##### THE DATA #####
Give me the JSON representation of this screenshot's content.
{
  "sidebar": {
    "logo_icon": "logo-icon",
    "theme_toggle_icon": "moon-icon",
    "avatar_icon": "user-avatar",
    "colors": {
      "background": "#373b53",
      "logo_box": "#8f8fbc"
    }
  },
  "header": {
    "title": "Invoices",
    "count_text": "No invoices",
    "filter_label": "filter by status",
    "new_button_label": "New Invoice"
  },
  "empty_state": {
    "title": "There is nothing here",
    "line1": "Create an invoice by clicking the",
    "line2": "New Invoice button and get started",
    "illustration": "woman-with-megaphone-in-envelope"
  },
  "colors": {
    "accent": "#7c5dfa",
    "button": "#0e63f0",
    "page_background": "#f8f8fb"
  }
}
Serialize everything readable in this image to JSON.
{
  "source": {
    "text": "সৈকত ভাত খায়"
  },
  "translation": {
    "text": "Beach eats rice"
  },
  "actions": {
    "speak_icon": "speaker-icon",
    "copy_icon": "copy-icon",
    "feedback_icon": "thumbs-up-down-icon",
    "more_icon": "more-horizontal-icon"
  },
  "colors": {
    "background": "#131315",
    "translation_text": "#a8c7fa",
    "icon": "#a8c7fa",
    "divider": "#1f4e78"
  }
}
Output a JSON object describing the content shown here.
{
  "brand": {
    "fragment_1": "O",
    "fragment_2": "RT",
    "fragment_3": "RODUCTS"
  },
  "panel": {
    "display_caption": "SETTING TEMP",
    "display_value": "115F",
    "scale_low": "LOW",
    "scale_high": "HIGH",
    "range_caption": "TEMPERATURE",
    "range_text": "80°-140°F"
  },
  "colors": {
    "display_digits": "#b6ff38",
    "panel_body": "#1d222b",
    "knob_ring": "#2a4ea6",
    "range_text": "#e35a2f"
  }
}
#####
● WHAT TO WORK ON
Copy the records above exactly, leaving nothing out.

● WRITTEN RESPONSE
Give me the JSON representation of this screenshot's content.
{
  "sidebar": {
    "logo_icon": "logo-icon",
    "theme_toggle_icon": "moon-icon",
    "avatar_icon": "user-avatar",
    "colors": {
      "background": "#373b53",
      "logo_box": "#8f8fbc"
    }
  },
  "header": {
    "title": "Invoices",
    "count_text": "No invoices",
    "filter_label": "filter by status",
    "new_button_label": "New Invoice"
  },
  "empty_state": {
    "title": "There is nothing here",
    "line1": "Create an invoice by clicking the",
    "line2": "New Invoice button and get started",
    "illustration": "woman-with-megaphone-in-envelope"
  },
  "colors": {
    "accent": "#7c5dfa",
    "button": "#0e63f0",
    "page_background": "#f8f8fb"
  }
}
Serialize everything readable in this image to JSON.
{
  "source": {
    "text": "সৈকত ভাত খায়"
  },
  "translation": {
    "text": "Beach eats rice"
  },
  "actions": {
    "speak_icon": "speaker-icon",
    "copy_icon": "copy-icon",
    "feedback_icon": "thumbs-up-down-icon",
    "more_icon": "more-horizontal-icon"
  },
  "colors": {
    "background": "#131315",
    "translation_text": "#a8c7fa",
    "icon": "#a8c7fa",
    "divider": "#1f4e78"
  }
}
Output a JSON object describing the content shown here.
{
  "brand": {
    "fragment_1": "O",
    "fragment_2": "RT",
    "fragment_3": "RODUCTS"
  },
  "panel": {
    "display_caption": "SETTING TEMP",
    "display_value": "115F",
    "scale_low": "LOW",
    "scale_high": "HIGH",
    "range_caption": "TEMPERATURE",
    "range_text": "80°-140°F"
  },
  "colors": {
    "display_digits": "#b6ff38",
    "panel_body": "#1d222b",
    "knob_ring": "#2a4ea6",
    "range_text": "#e35a2f"
  }
}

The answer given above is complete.